series of games in this territory.
Smoker is Called Off.
The American Legion smoker billed
to take place at the exhibit pavilion
on Saturday evening, has been called
off owing to injuries received by Joe
Marcus, one of the participants in
the leading event on the program.
While engaged in playing basketball
here last Saturday with the Arlington
team, Mr. Marcus recevied injuries
to one of his hands that made il
doubtful if he could appear at the
smoker in his engagement with Geo.
Welch of Walla Walla, so the Legion
boys will postpone their smoker un
til a future date.
National Woolgrowers
Meeting Was Success
Local men returning from the Na
tional Woolgrowers meeting held at
Spokane January 24, 25 and 26, re
port that they had a great meeting
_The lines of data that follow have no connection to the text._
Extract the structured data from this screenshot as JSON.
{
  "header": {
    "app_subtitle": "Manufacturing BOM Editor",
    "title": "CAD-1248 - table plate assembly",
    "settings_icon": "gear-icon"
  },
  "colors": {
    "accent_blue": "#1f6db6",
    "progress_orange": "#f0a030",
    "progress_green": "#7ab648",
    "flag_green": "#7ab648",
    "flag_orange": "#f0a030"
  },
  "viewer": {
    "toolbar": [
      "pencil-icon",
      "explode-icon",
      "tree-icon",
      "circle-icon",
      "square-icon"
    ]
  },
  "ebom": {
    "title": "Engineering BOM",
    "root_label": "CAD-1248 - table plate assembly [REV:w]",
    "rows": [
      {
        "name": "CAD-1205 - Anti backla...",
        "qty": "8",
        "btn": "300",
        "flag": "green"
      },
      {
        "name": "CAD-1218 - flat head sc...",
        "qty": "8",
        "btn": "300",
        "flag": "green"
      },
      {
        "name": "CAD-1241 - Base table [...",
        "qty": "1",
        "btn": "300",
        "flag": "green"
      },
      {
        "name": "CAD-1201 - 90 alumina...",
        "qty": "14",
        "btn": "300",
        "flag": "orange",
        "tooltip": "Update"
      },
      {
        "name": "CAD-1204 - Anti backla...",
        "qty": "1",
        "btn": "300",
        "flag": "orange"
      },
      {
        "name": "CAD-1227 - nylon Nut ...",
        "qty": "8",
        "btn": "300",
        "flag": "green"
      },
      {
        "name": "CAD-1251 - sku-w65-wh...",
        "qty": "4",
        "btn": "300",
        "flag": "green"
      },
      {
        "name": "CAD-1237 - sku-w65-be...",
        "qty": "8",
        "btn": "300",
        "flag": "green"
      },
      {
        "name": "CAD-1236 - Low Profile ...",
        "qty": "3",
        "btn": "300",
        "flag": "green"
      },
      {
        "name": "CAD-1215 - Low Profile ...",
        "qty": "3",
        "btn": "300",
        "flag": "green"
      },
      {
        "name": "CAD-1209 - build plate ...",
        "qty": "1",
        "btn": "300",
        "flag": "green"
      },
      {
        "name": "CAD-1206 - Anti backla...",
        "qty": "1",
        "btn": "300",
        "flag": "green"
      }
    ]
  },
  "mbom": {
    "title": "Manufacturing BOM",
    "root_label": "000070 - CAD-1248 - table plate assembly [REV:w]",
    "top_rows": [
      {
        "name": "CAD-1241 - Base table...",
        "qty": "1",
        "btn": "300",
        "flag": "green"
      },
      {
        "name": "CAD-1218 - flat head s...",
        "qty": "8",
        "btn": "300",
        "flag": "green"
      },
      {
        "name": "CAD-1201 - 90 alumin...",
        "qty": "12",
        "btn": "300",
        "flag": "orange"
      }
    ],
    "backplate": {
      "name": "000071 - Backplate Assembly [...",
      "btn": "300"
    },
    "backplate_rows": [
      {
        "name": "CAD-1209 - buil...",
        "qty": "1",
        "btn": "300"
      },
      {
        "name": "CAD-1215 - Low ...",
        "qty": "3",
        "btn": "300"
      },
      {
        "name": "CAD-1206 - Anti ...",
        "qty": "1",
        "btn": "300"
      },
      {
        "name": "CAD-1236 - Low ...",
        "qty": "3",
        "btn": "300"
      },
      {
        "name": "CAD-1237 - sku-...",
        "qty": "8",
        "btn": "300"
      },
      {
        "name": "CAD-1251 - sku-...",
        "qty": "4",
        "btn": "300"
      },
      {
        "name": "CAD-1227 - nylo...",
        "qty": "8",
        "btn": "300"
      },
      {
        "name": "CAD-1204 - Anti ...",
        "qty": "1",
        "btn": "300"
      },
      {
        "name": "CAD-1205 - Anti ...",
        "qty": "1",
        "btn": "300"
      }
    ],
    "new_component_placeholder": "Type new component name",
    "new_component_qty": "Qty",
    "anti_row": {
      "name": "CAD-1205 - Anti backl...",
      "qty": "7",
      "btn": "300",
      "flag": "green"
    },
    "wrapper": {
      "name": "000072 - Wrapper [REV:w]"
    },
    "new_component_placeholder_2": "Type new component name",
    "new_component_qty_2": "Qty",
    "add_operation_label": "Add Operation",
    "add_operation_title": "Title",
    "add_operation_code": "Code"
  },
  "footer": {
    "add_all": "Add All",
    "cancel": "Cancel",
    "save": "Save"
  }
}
and that their only regret is that
more of the local men could not have
attended. The program was well fill
ed with addresses and the considera
tion of many subjects vital to the
wool industry and every man attend
ing felt like he had received many
times the cost of the trip.
The national meeting has been held
in the past at Salt Lake City but it
was changed to Spokane this year to
accomodate many of the western men
and the officers of the association
were well pleased with the represen
tation from all parts of the country.
Spokane certainly entertained the
sheep men royally and such men as
E. J. Hagenbarth, president of the
association, left the meeting saying
that this convention was one of the
most pleasant and profitable ever
Over five hundred people attended
their annual banquet which was held
at the Davenport hotel on Thursday
evening and all of the sessions were
ttended by from one hundred and
fifty to two hundred and fifty dele
gates. Those attending from Morrow
county were Jack and Will Hynd,
George Krebs, Mr. and Mrs. W. P.
Mahoney, Joe Hayes, Frank Monahan
and C. C. Calkins.
E. S. Miller of Lexington was a
visitor in this city today. Mr. Mil
ler is running the Jackson place near
Lexington and states that he has fine
prospects for a crop the coming sea
son. STRAYED -From my pasture about
Jan. 20th, one bay mare, age 8 years,
weight about 1200; mane was roach
ed last Sept. Branded circle 3 on
left shoulder. Notify C. N. Jonea,
Heppner; Phone 29F51.
identified the gun which killed Roue,
and told of their part following the
shooting when they went to Helix.
Attorneys for the state and defense
made their opening arguments yester
day morning.
District Attorney Keator reviewed
the ca?e which the state will present,
in brief time, and told tie jury that
the state would prov Clark guilty of
Attorney Will M. Peterson for the
defense tOid the jury thnt it would be
proved that Clark acted in good faith
as an officer and that he shot in self
Clark, who is over t ytnrs of sije,
and a native of Umatilla county, has
be n a deputy sheriff for years under
Til Taylor, W R. Taylor :.nd Zouth
Houser, and has been for the past
three years marshal of Helix, t!m at
torney told the jury. Attorney Peter
son further said that the dfenie
wculd show that Rose was under the
influence of liquor before the fight.
The defendant jtat with his wife
and baby, and with his brother, Ed
ward Chirk, an attorney of Dayton,
Washing-ton, between bU attorney",
Mr. Peterson and A. C. Melntyi of
Helix. His entire family of 11 chil
dren is attending the trial.
The courtroom was packed y"i ter
day and many of the HWix citizen
are listening U the presentation of
More than two more day ars ev
pctid to complete tSe trial.